Today, Greenwood Great House is home to the largest antique collection in the Caribbean, and is recognized by the government of Jamaica as a National Heritage Site. Inside, much of the original furniture remains intact. Among the pieces are intriguing objects including an old fire pump, a court jester’s chair, and original Wedgwood china. Other artifacts point to the more gruesome aspects of the time, such as a mantrap used to violently ensnare runaway slaves. There are also musical relics, which can be roused from their slumber. Lovely minuets, played from one of the two Polyphons, sound rather haunting. A warbling off-key tune can still be coaxed out of the barrel organ, which dates from 1874. The discordant notes tumble out: “Daisy, Daisy, give me your answer, do.”

Outside, a 22-metre-long upper veranda, facing north, provides a commanding view of the Caribbean Sea. The horizon runs unobstructed for 180 degrees, making visible the curvature of the Earth. In the distance, the turquoise waters suddenly give way to a dark blue mass indicating the Cayman Trough, a 7.7-kilometre drop.

Last year, Jamaica celebrated the 50th anniversary of its independence with a myriad of cultural and sporting events and musical and dance performances. In commemoration, Appleton Estate released a limited edition 50-year-old rum called the Jamaica Independence Reserve, now the oldest in the world. This iteration of Jamaica’s “finest legal export”—as it’s described in a series of witty ad campaigns—comprises rums that have been aged for a minimum of half a century in oak barrels.
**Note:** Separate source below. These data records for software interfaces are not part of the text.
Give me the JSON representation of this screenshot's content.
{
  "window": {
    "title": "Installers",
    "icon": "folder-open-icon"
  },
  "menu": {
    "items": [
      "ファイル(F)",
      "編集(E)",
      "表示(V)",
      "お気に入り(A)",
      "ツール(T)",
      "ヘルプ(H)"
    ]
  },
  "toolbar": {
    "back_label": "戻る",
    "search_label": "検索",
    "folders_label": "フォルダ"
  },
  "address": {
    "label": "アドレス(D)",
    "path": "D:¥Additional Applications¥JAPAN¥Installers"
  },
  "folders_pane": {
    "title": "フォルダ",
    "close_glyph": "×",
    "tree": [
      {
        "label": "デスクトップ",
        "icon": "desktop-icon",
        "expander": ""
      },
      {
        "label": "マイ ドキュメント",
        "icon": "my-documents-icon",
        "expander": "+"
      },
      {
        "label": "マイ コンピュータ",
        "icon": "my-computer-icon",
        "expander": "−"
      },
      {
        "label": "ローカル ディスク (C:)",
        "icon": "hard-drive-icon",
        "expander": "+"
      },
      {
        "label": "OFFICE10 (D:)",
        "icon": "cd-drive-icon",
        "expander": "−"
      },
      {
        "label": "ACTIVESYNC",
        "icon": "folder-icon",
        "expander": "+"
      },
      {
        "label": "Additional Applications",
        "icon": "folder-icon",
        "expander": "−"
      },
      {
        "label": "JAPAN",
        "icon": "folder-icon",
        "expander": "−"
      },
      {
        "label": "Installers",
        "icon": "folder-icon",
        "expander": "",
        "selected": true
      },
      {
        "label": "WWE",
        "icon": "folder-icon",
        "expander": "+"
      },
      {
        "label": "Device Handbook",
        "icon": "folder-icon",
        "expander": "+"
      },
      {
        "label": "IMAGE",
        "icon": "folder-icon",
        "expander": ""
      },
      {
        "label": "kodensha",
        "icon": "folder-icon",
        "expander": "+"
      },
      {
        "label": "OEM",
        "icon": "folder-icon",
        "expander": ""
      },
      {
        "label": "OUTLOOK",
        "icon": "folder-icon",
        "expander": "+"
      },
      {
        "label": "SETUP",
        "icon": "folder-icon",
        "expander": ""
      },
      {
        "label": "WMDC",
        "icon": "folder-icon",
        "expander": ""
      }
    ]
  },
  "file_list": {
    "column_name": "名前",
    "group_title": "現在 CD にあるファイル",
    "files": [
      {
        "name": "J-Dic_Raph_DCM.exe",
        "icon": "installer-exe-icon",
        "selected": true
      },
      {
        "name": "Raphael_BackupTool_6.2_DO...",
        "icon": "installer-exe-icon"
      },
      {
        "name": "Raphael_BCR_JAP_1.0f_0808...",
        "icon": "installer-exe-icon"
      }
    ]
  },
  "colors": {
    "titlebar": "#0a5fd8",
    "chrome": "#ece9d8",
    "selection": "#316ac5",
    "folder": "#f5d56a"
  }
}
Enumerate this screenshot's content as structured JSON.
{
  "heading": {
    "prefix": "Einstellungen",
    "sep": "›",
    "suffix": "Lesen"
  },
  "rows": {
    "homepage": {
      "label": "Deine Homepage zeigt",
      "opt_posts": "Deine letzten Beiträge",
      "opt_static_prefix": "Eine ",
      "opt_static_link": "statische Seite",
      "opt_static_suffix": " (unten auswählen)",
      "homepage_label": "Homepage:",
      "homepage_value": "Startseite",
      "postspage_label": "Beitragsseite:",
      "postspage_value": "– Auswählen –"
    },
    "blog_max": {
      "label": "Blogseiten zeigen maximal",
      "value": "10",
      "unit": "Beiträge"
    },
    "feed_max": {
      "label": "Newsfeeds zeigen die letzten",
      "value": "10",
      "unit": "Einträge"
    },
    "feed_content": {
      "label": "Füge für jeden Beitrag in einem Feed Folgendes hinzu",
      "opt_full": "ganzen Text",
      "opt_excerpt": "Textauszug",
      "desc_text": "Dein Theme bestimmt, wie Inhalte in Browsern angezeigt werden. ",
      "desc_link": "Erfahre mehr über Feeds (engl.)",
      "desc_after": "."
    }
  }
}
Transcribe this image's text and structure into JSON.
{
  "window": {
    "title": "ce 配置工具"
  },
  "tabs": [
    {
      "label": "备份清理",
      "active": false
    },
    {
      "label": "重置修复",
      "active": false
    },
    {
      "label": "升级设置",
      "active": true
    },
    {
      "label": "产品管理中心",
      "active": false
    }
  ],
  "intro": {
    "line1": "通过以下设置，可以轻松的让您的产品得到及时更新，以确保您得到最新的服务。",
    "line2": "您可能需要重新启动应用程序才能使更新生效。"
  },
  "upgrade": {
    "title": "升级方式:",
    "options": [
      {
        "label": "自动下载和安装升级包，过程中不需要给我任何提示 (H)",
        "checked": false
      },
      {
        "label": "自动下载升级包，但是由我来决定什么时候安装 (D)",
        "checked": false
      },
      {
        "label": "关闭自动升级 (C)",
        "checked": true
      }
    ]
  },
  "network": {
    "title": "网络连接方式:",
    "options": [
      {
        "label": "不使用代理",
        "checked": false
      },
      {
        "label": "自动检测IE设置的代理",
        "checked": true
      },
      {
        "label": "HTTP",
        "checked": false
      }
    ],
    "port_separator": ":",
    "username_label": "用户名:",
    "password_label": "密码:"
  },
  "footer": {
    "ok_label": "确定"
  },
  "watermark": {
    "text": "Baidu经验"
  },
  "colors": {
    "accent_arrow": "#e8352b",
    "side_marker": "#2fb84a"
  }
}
Rum, coffee, blue water, jerk chicken, dancing, and all that rich history make Jamaica a fascinating experience. Just remember to bring sunscreen, and be ready to be inundated: with living colour.


Post Date:

March 18, 2013